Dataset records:
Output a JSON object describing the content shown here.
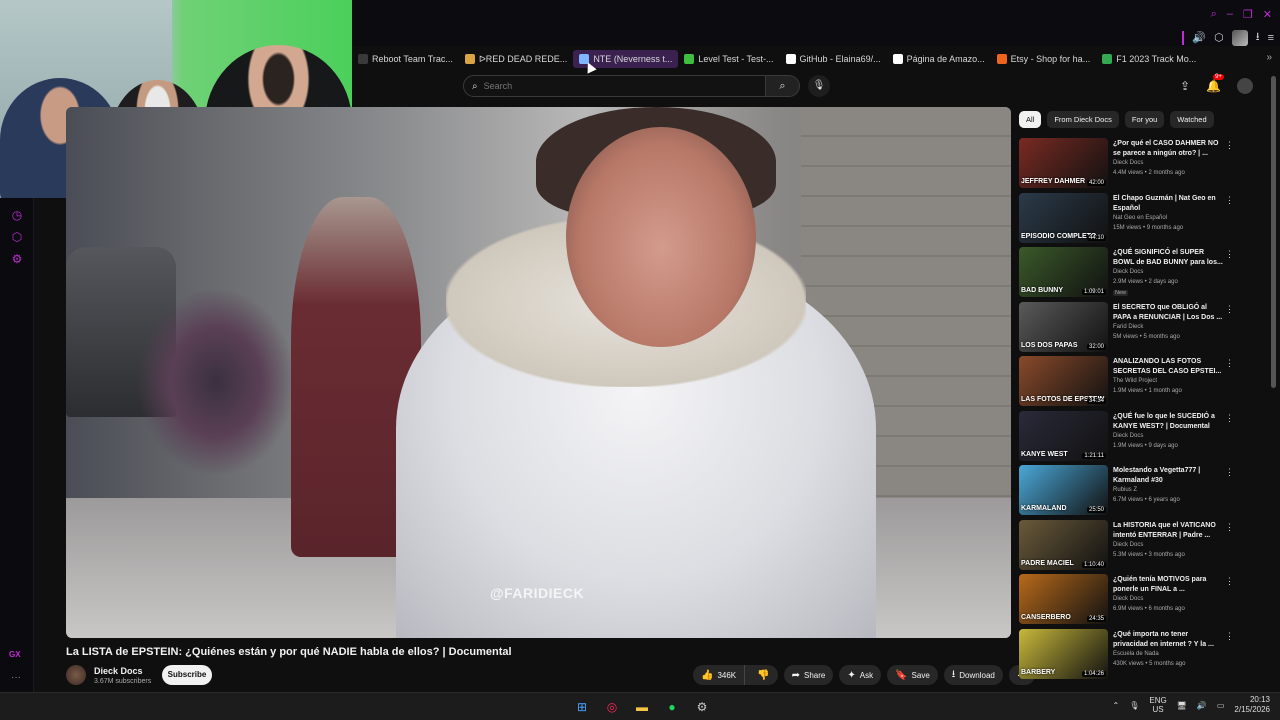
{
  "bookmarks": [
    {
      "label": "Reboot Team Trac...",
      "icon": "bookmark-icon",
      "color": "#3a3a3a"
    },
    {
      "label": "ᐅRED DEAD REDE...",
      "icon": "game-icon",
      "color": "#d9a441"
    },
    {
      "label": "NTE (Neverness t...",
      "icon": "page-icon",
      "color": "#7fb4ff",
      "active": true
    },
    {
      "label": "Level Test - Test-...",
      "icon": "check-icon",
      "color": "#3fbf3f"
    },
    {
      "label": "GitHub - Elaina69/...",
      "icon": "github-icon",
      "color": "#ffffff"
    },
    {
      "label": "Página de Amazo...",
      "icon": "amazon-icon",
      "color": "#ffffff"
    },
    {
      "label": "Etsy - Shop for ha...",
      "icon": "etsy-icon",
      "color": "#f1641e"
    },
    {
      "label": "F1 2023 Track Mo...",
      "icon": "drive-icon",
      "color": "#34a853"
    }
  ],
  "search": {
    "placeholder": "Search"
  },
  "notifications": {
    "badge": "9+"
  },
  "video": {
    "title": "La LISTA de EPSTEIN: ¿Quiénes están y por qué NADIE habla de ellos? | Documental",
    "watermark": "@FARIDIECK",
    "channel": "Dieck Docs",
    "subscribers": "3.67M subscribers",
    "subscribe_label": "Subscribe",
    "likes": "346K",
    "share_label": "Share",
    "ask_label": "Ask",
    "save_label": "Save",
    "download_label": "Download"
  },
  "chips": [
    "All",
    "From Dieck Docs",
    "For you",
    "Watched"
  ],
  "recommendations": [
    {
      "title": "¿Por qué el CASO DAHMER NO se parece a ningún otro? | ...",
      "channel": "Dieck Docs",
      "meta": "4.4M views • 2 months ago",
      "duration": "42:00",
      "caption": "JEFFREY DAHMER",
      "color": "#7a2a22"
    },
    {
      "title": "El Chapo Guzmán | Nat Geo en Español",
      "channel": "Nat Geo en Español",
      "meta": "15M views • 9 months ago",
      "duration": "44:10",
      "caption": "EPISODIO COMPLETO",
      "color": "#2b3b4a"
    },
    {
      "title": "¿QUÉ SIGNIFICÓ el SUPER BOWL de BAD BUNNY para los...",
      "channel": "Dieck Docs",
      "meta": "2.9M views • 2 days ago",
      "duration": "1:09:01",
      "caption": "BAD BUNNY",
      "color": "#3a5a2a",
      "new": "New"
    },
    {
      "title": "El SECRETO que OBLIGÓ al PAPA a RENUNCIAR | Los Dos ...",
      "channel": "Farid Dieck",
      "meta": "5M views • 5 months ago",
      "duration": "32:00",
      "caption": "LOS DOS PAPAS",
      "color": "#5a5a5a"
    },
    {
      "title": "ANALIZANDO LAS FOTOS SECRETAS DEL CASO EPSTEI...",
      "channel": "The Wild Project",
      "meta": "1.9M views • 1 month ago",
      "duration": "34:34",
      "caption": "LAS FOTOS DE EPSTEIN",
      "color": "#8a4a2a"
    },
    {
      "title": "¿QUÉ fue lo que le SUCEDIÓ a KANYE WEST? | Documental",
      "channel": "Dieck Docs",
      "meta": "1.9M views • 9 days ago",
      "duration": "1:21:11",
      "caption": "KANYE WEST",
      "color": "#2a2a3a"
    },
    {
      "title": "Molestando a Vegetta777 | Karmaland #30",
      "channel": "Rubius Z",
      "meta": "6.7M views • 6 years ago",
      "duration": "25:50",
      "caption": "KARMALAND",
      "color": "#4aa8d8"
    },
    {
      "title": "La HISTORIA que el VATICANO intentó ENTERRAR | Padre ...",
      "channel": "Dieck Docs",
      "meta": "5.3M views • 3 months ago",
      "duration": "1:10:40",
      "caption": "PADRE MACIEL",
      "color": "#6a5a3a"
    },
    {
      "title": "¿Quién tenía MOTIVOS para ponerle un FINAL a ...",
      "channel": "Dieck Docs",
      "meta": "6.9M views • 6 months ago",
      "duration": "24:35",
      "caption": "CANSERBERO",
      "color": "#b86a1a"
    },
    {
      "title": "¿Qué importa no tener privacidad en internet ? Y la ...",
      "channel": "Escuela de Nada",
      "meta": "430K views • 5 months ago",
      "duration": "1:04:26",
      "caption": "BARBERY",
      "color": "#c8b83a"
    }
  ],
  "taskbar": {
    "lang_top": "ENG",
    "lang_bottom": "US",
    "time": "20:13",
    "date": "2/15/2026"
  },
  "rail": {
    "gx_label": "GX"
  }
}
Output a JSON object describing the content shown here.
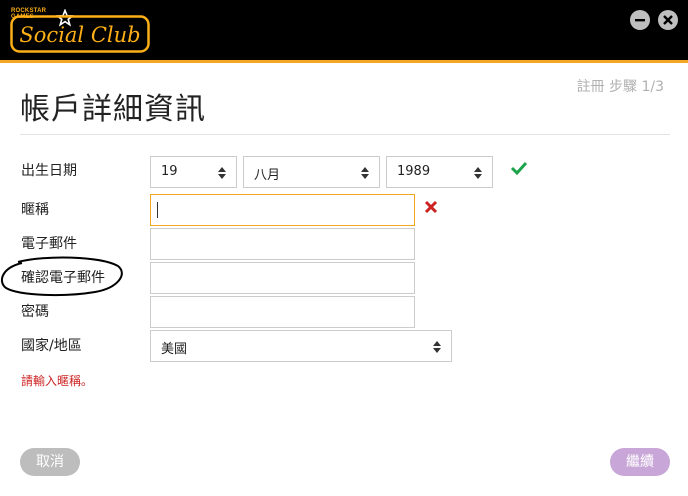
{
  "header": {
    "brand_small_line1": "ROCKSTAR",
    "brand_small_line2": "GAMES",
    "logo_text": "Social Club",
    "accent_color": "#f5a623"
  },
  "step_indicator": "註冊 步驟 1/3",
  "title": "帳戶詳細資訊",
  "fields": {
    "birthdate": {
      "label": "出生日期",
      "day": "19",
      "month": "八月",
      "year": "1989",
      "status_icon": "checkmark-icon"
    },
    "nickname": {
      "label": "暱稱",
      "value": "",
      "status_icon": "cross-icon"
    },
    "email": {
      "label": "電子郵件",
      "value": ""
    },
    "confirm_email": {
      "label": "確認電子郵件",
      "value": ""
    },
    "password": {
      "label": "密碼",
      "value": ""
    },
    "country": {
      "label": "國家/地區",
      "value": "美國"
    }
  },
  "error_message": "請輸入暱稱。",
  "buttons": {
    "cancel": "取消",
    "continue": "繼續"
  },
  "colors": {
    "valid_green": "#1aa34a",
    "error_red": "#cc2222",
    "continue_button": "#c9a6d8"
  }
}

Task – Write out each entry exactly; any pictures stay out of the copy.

Written answer –
Output a JSON object describing the content shown here.
{
  "bookmarks": [
    {
      "label": "Reboot Team Trac...",
      "icon": "bookmark-icon",
      "color": "#3a3a3a"
    },
    {
      "label": "ᐅRED DEAD REDE...",
      "icon": "game-icon",
      "color": "#d9a441"
    },
    {
      "label": "NTE (Neverness t...",
      "icon": "page-icon",
      "color": "#7fb4ff",
      "active": true
    },
    {
      "label": "Level Test - Test-...",
      "icon": "check-icon",
      "color": "#3fbf3f"
    },
    {
      "label": "GitHub - Elaina69/...",
      "icon": "github-icon",
      "color": "#ffffff"
    },
    {
      "label": "Página de Amazo...",
      "icon": "amazon-icon",
      "color": "#ffffff"
    },
    {
      "label": "Etsy - Shop for ha...",
      "icon": "etsy-icon",
      "color": "#f1641e"
    },
    {
      "label": "F1 2023 Track Mo...",
      "icon": "drive-icon",
      "color": "#34a853"
    }
  ],
  "search": {
    "placeholder": "Search"
  },
  "notifications": {
    "badge": "9+"
  },
  "video": {
    "title": "La LISTA de EPSTEIN: ¿Quiénes están y por qué NADIE habla de ellos? | Documental",
    "watermark": "@FARIDIECK",
    "channel": "Dieck Docs",
    "subscribers": "3.67M subscribers",
    "subscribe_label": "Subscribe",
    "likes": "346K",
    "share_label": "Share",
    "ask_label": "Ask",
    "save_label": "Save",
    "download_label": "Download"
  },
  "chips": [
    "All",
    "From Dieck Docs",
    "For you",
    "Watched"
  ],
  "recommendations": [
    {
      "title": "¿Por qué el CASO DAHMER NO se parece a ningún otro? | ...",
      "channel": "Dieck Docs",
      "meta": "4.4M views • 2 months ago",
      "duration": "42:00",
      "caption": "JEFFREY DAHMER",
      "color": "#7a2a22"
    },
    {
      "title": "El Chapo Guzmán | Nat Geo en Español",
      "channel": "Nat Geo en Español",
      "meta": "15M views • 9 months ago",
      "duration": "44:10",
      "caption": "EPISODIO COMPLETO",
      "color": "#2b3b4a"
    },
    {
      "title": "¿QUÉ SIGNIFICÓ el SUPER BOWL de BAD BUNNY para los...",
      "channel": "Dieck Docs",
      "meta": "2.9M views • 2 days ago",
      "duration": "1:09:01",
      "caption": "BAD BUNNY",
      "color": "#3a5a2a",
      "new": "New"
    },
    {
      "title": "El SECRETO que OBLIGÓ al PAPA a RENUNCIAR | Los Dos ...",
      "channel": "Farid Dieck",
      "meta": "5M views • 5 months ago",
      "duration": "32:00",
      "caption": "LOS DOS PAPAS",
      "color": "#5a5a5a"
    },
    {
      "title": "ANALIZANDO LAS FOTOS SECRETAS DEL CASO EPSTEI...",
      "channel": "The Wild Project",
      "meta": "1.9M views • 1 month ago",
      "duration": "34:34",
      "caption": "LAS FOTOS DE EPSTEIN",
      "color": "#8a4a2a"
    },
    {
      "title": "¿QUÉ fue lo que le SUCEDIÓ a KANYE WEST? | Documental",
      "channel": "Dieck Docs",
      "meta": "1.9M views • 9 days ago",
      "duration": "1:21:11",
      "caption": "KANYE WEST",
      "color": "#2a2a3a"
    },
    {
      "title": "Molestando a Vegetta777 | Karmaland #30",
      "channel": "Rubius Z",
      "meta": "6.7M views • 6 years ago",
      "duration": "25:50",
      "caption": "KARMALAND",
      "color": "#4aa8d8"
    },
    {
      "title": "La HISTORIA que el VATICANO intentó ENTERRAR | Padre ...",
      "channel": "Dieck Docs",
      "meta": "5.3M views • 3 months ago",
      "duration": "1:10:40",
      "caption": "PADRE MACIEL",
      "color": "#6a5a3a"
    },
    {
      "title": "¿Quién tenía MOTIVOS para ponerle un FINAL a ...",
      "channel": "Dieck Docs",
      "meta": "6.9M views • 6 months ago",
      "duration": "24:35",
      "caption": "CANSERBERO",
      "color": "#b86a1a"
    },
    {
      "title": "¿Qué importa no tener privacidad en internet ? Y la ...",
      "channel": "Escuela de Nada",
      "meta": "430K views • 5 months ago",
      "duration": "1:04:26",
      "caption": "BARBERY",
      "color": "#c8b83a"
    }
  ],
  "taskbar": {
    "lang_top": "ENG",
    "lang_bottom": "US",
    "time": "20:13",
    "date": "2/15/2026"
  },
  "rail": {
    "gx_label": "GX"
  }
}
Output a JSON object describing the content shown here.
{
  "header": {
    "brand_small_line1": "ROCKSTAR",
    "brand_small_line2": "GAMES",
    "logo_text": "Social Club",
    "accent_color": "#f5a623"
  },
  "step_indicator": "註冊 步驟 1/3",
  "title": "帳戶詳細資訊",
  "fields": {
    "birthdate": {
      "label": "出生日期",
      "day": "19",
      "month": "八月",
      "year": "1989",
      "status_icon": "checkmark-icon"
    },
    "nickname": {
      "label": "暱稱",
      "value": "",
      "status_icon": "cross-icon"
    },
    "email": {
      "label": "電子郵件",
      "value": ""
    },
    "confirm_email": {
      "label": "確認電子郵件",
      "value": ""
    },
    "password": {
      "label": "密碼",
      "value": ""
    },
    "country": {
      "label": "國家/地區",
      "value": "美國"
    }
  },
  "error_message": "請輸入暱稱。",
  "buttons": {
    "cancel": "取消",
    "continue": "繼續"
  },
  "colors": {
    "valid_green": "#1aa34a",
    "error_red": "#cc2222",
    "continue_button": "#c9a6d8"
  }
}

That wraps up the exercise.